1. What to expect at the breast clinic
2. When will I get my results?
3. Being recalled to the breast clinic following a routine screening mammogram
4. Being referred to a breast clinic by your GP
5. Further support
If you’ve been referred to a breast clinic by your GP or if you’ve been recalled following routine breast screening, it’s natural to feel anxious or worried.
The vast majority of people who are seen at a breast clinic will not have breast cancer. However, it’s still important to attend your breast clinic appointment so you can be fully assessed.
Find out more below about why you might have been referred to a breast clinic by your GP or recalled following routine screening, and how long you will wait for an appointment. You can also learn more about routine breast screening.
How coronavirus may affect your breast clinic appointment
Measures to reduce the spread of coronavirus may mean you can't take someone with you to your clinic appointment. You should be told if it isn't possible to bring someone with you, but you may want to call the clinic in advance to check.
Your breast clinic appointment may take several hours so that all the necessary tests can be carried out.
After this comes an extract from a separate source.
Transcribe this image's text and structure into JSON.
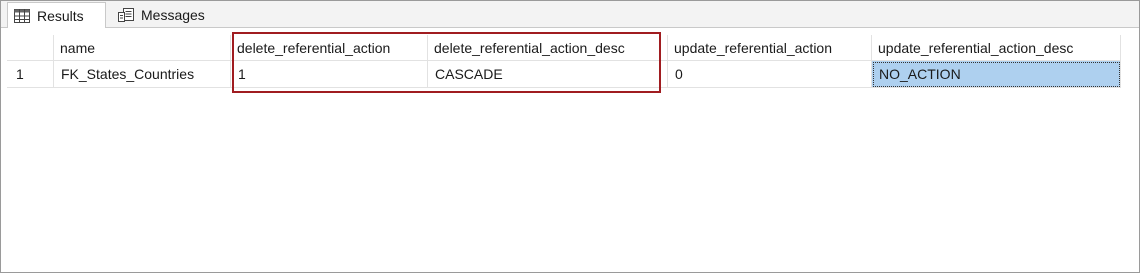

You will usually have a breast examination, followed by one or more of the following tests:
The order in which the tests are done will vary between clinics.
You can take a partner, friend or relative with you for company and support. Some people prefer to go on their own.
You may be asked to fill in a short questionnaire before you are seen by a doctor or specialist nurse. This includes questions about:
- any family history of breast problems
- any medicines you’re taking, including hormone replacement therapy (HRT) or the contraceptive pill
- any previous breast surgery, including breast implants
During your breast examination, the doctor or nurse may want to check both your breasts when you are sitting, and again when you are lying down. As part of the examination, it’s normal to examine the lymph nodes (also called glands) under your arm (axilla) and around your neck.
If you have been referred from a breast screening clinic, you may not have a breast examination.
Having a breast examination, breast imaging (for example, a mammogram or an ultrasound scan) and tissue removal (for example, a core biopsy or FNA) is known as a triple assessment. This may be necessary to make a definite diagnosis.
Your assessment may be done in a one-stop clinic. This is where all tests are carried out during your visit to the clinic.
Some test results may be available later that day, but if you have a core biopsy this will take longer. In some areas, you may be asked to make another appointment to finish your tests or to get your results. If this happens, you may have to wait about a week for your test results.
About four women in a hundred are called back to a breast clinic following routine screening because they need more tests. This happens more often after a woman’s first mammogram, usually because there are no other mammograms to compare with. Something that may look unusual on your mammogram may be entirely normal for you, and most women who are recalled for assessment will not have breast cancer.
Sometimes you may be recalled because the image taken isn’t clear and needs to be repeated. This is called a ‘technical recall’ and should be made clear in your letter.
If you’ve been recalled to a breast clinic after a routine mammogram as part of a national breast screening programme, you should receive a letter within two weeks of your mammogram explaining when (and where) your breast clinic appointment will be.
GPs follow guidance when deciding whether or not to refer you to a breast clinic. The guidance outlines how quickly a person should be seen depending on their symptoms.
If you have any queries about the waiting time for your appointment, talk to your GP.
If you’ve been referred to a breast clinic, it is natural to feel worried or frightened that you have breast cancer. If you want to talk things through or have a question about breast health or breast cancer, you can call our free Helpline or email our nurses. You can also order our free booklet Your breast clinic appointment.
View the PDF below for a simple illustrated summary of what happens at a breast clinic.